The project will develop and implement, based on a thorough baseline-study, an improvement program for the smallholders with the target of long-term viability as well as increasing attractiveness of the sector for young adults. Farmers, young adults, and other stakeholders in the pilot regions and other interested actors in the sector will be involved.
Implementation-oriented trainings for master trainers, young adults and farmers, and the set-up of demonstration farms to serve as farmer field schools, will be central to the program, as well as the linkage of more sustainable coffee production to buyers in the European market.
“I am excited that, together with its partners, 4C will take action to improve the livelihoods of smallholder coffee farmers in Colombia,” says Myriel Camp, 4C Program Manager.
“Through this common effort, we pursue improved agricultural practices implementation by up to 1000 coffee farmers who in their turn can expect better yields of sustainable and deforestation-free coffee. We also hope that up to 500 young adults will be motivated to remain a part of a sustainable coffee production process.”
Overall, the project intends to achieve improvements in multiple areas, such as strengthening capacity for adaptation to climate change, increasing income diversification to reduce livelihood vulnerability, and empowering young adults and expanding their working opportunities in the coffee sector.

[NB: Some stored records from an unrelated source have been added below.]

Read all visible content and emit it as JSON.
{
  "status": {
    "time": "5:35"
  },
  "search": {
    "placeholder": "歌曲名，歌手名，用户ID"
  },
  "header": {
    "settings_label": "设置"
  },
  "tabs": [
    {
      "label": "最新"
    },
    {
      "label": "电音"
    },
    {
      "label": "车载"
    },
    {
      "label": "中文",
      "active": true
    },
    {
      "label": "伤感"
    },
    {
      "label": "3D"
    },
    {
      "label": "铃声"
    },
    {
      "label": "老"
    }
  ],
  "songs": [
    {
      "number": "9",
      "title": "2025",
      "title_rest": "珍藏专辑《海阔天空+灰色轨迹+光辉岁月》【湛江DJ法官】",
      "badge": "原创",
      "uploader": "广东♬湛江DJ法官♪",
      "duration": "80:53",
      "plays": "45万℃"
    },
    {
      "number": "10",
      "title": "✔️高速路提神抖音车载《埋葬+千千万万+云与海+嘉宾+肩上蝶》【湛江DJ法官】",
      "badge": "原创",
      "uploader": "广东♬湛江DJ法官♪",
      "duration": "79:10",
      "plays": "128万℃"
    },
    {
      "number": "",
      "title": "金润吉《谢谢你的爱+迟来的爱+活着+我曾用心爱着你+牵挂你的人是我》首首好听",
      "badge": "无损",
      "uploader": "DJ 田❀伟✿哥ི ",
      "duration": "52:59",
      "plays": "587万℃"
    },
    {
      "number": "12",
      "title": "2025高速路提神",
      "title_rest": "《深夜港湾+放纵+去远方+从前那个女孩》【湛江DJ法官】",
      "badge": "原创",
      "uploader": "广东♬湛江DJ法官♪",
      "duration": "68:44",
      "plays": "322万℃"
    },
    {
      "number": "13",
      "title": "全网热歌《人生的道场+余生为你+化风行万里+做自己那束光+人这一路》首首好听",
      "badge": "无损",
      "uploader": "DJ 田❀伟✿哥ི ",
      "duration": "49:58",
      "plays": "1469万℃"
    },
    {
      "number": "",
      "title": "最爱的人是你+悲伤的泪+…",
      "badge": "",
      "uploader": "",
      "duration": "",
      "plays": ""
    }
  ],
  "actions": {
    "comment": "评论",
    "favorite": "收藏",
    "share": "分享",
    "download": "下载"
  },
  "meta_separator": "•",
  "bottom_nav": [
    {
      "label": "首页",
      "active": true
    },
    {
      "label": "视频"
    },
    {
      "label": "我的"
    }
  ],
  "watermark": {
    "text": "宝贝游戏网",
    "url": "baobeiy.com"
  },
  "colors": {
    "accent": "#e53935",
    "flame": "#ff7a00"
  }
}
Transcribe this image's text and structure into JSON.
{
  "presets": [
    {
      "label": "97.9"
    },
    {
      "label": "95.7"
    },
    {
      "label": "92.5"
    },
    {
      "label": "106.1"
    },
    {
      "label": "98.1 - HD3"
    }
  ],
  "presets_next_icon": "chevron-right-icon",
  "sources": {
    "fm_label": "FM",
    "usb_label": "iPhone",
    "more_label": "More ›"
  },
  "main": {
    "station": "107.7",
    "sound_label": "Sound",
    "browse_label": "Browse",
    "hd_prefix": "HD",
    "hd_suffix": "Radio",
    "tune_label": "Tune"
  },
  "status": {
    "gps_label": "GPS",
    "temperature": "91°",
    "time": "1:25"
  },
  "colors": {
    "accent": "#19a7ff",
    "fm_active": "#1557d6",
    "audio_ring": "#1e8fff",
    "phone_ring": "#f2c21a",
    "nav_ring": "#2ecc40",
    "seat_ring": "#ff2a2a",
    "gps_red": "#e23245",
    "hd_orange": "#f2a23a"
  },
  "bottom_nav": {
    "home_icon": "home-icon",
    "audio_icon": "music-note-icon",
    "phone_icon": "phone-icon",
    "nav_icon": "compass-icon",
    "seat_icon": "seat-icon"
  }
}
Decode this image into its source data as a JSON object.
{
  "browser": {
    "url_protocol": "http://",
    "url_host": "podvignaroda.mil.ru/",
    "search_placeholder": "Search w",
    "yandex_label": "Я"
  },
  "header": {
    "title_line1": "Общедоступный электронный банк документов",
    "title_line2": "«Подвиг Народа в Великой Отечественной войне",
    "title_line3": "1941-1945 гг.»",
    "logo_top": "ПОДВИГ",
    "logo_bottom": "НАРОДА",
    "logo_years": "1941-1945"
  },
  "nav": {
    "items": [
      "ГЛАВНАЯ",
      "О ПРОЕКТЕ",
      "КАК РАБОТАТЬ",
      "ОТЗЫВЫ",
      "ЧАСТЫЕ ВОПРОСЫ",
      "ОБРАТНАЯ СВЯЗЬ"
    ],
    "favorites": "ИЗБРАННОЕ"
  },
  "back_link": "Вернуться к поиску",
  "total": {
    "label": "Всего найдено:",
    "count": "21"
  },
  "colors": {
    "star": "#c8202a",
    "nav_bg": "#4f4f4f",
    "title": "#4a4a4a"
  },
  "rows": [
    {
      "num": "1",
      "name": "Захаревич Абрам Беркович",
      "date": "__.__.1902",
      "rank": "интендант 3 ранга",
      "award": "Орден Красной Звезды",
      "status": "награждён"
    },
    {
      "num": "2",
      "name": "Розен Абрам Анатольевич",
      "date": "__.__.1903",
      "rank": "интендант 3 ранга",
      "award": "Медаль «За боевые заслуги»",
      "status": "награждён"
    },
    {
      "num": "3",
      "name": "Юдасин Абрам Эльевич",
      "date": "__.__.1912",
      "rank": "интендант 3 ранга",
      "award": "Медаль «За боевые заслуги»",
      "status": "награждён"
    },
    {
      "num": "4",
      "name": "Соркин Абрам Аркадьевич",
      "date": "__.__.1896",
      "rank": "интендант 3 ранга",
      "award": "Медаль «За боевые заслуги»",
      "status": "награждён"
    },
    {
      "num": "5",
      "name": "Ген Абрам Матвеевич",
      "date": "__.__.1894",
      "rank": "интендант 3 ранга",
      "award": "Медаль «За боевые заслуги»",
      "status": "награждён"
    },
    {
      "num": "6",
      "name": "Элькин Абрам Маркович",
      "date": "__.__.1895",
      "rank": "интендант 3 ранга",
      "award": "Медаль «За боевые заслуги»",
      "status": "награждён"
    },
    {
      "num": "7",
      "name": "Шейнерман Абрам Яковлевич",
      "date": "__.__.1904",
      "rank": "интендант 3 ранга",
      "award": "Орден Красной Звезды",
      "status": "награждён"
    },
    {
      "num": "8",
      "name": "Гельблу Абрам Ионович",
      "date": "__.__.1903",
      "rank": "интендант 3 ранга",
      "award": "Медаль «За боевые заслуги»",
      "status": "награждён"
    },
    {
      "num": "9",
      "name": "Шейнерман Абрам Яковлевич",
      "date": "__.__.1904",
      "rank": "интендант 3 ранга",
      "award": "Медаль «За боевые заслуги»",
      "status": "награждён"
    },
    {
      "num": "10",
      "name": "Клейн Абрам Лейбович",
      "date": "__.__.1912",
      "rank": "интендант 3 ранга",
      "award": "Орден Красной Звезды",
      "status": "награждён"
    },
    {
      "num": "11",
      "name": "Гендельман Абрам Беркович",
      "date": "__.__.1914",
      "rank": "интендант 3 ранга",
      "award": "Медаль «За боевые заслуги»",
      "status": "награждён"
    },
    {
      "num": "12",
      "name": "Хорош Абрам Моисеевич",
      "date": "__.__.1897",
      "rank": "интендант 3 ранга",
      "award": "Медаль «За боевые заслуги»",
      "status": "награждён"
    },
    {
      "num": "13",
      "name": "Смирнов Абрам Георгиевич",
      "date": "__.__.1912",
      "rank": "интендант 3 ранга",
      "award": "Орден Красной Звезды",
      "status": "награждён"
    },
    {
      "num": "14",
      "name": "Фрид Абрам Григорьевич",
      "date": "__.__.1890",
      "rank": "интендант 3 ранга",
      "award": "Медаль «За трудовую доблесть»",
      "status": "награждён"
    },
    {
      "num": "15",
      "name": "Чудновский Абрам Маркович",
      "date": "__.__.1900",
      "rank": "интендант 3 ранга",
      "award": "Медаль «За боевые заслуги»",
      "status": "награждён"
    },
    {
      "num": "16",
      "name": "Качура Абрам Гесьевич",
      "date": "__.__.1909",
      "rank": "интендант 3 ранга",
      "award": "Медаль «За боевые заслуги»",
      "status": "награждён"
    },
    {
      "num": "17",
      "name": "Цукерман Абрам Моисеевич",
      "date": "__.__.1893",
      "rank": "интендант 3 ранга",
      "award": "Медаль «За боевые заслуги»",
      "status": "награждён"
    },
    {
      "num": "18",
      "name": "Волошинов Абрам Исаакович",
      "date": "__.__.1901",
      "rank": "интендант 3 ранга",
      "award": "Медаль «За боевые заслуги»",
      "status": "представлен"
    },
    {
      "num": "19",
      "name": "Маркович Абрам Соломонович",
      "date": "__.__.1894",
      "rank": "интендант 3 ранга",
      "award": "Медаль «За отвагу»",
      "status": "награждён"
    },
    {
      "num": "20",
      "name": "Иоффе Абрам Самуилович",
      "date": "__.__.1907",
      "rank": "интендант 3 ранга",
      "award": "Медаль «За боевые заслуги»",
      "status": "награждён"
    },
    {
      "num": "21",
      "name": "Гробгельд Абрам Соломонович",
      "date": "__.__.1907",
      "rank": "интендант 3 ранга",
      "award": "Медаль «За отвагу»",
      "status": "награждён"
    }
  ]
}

Further key aspirations of the project include improved access to resources and technical assistance, enhanced relationships between the coffee producers and industry, and enabling increased sustainable coffee production through 4C certification.
For more information, click here.